These safety chaps saved one of our staff members from serious injury.  After any of the chaps gets a tear or rip, they are discarded as their safety ability is diminished.

  Nobody on our staff is permitted to operate a chainsaw without wearing safety chaps, hearing protection, and eye protection.  Additionally, nobody is allowed to operate a saw by themselves, they must always have a partner just in case.  The entire staff is required to watch safety videos on a regular basis.

Fully equipped with safety gear.

  Some workplaces may think this is a little excessive, I personally think its just a starting point and an investment worth while.  Total cost for each employee to be safely trained and equipped for operating a chainsaw; safety training via video - $40, chainsaw chaps - $40, eye protection - $10, hearing protection - $20, gloves - $10, bump cap - $20.  Total cost = $140 per employee.  Total cost for an employee who is safety minded - PRICELESS.

Monday, November 12, 2018

Winter Tree Removal

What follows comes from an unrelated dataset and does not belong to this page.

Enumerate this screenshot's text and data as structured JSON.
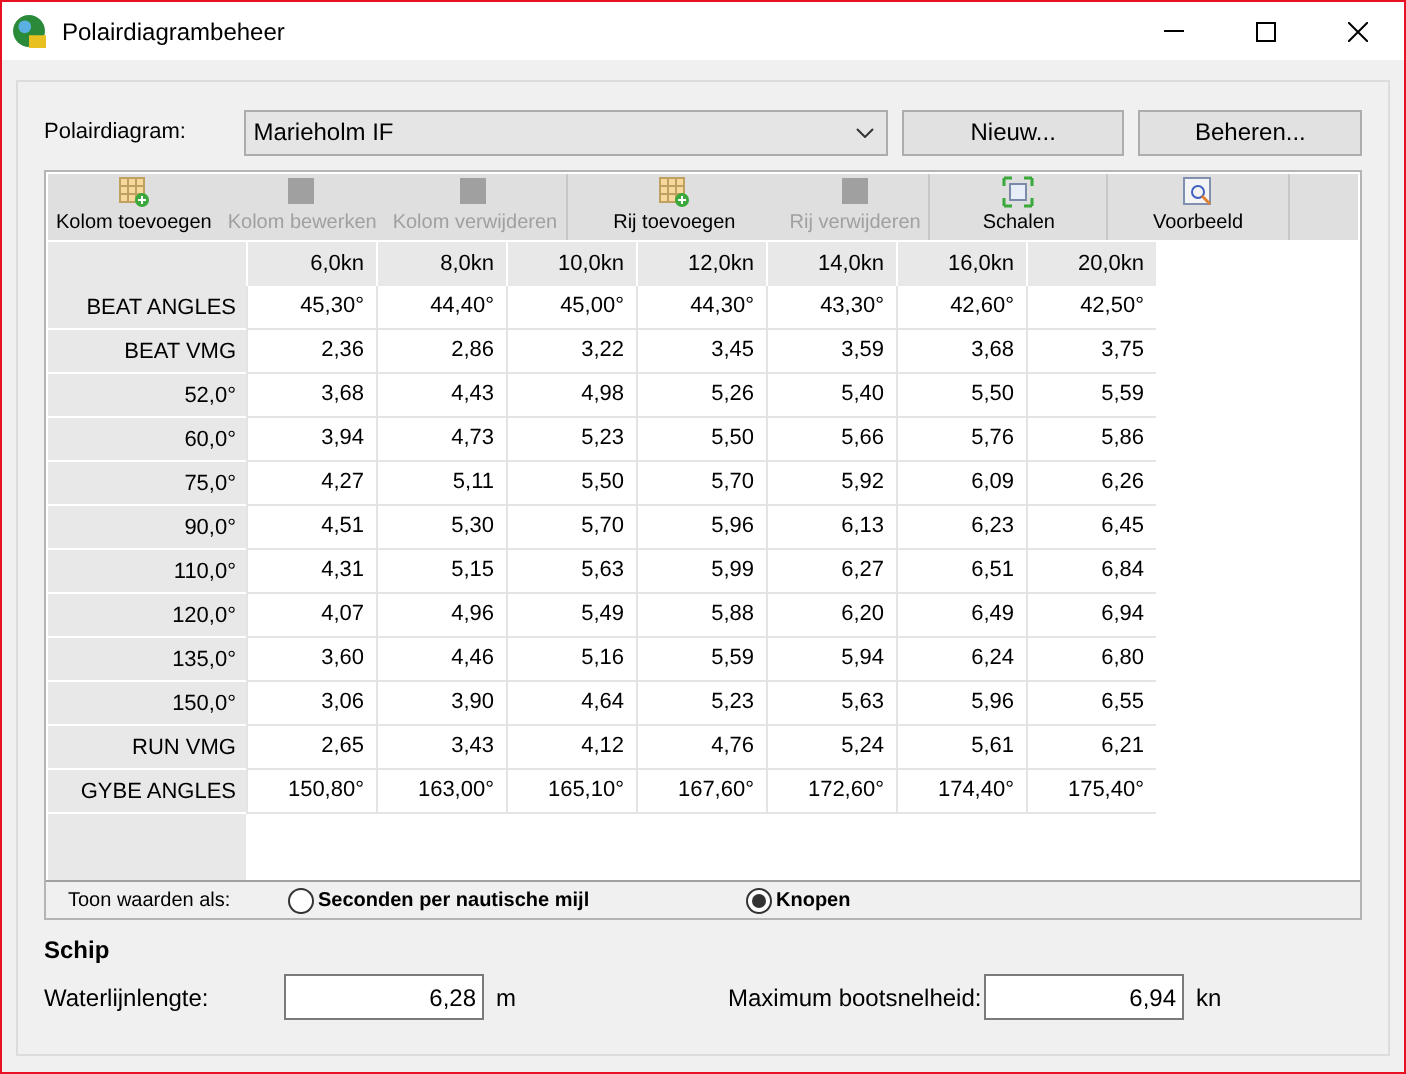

  As part of our winter work, we plan on removing a large amount of trees throughout the course.  Course architect, Bill Bergin and myself have been studying the course and selecting trees for removal.  While some of the tree work needs to be done now (due to death or decay), other tree removal is in anticipation of a course renovation.
Bill and I mapping which trees are to be removed.
  By doing the tree work now with our staff, we can save the club a considerable amount of money than by waiting for the renovation and having a contractor do it.  Our staff was scheduled to start the tree removal this week, unfortunately rain has delayed our start.  We will begin as soon as the weather clears.

Monday, September 3, 2018

HFCC Installs Irrigation System for Historical Society

  In keeping with Highlands Falls Country Club's commitment to give back to the community, our staff recently finished installing an automated irrigation system for the Highlands Historical Society.  This system will help maintain and protect the health and beauty of the gardens at the historical society. 
  While several staff members had a hand in installing the system, Davis Wilson and Levi Warren deserve recognition as they did most of the installation.  Also a big thank you to Kevin Johnson of Hunter Industries for donating the sprinkler heads, valves, and controller.  This was a fun project and a special one knowing that we played a small part in protecting and highlighting the history of Highlands.
Article from the Highlands Newspaper.

Monday, August 27, 2018

HFCC Honey Harvest

In between battling the elements and preparing the course for play, we made time to harvest honey from our collection of 6 hives.  I have been told that this was not a particularly good honey year due to all the rain this season.  Even so, I am happy with the amount that we collected.  As soon as I have labels, the honey will be for sale in the golf shop.

First, we smoke the bees to calm them down.
Each frame is inspected for honey.  The best are removed for harvesting.
The wax capping must be punctured so that the honey can be released from the comb.
The frame is then put into an extractor where the honey slung out.
The honey goes from the extractor through a filter and into a food grade bucket.
Lastly, the honey is bottled.

Wednesday, July 4, 2018

A July 4th Tradition at HFCC - The American Flag

The weather on Monday was outstanding and it provided ideal conditions to paint the American flag.  The job went nearly perfect and we again have that beautiful sight on the 17th fairway.  Additionally, I want to thank all the members for sending me pictures of the flag with your drones.  Its truly a stunning sight from the air.  

Assistant Superintendent Josh Cantrell after finishing the flag.
 

For about 14 years now, the HFCC maintenance staff has been painting the American flag on #17 fairway.  17 was chosen as it provided a perfect position for the flag to be seen from the clubhouse.  The flag measures 100 feet across and takes over 1500 feet of twine to set up.  We use 10 gallons of red, 10 gallons of white, and 5 gallons of blue turf paint in addition to a case of white spray paint.  We also go through a few pairs of old shoes and pants. From start to finish, it takes approximately 4 hours to complete.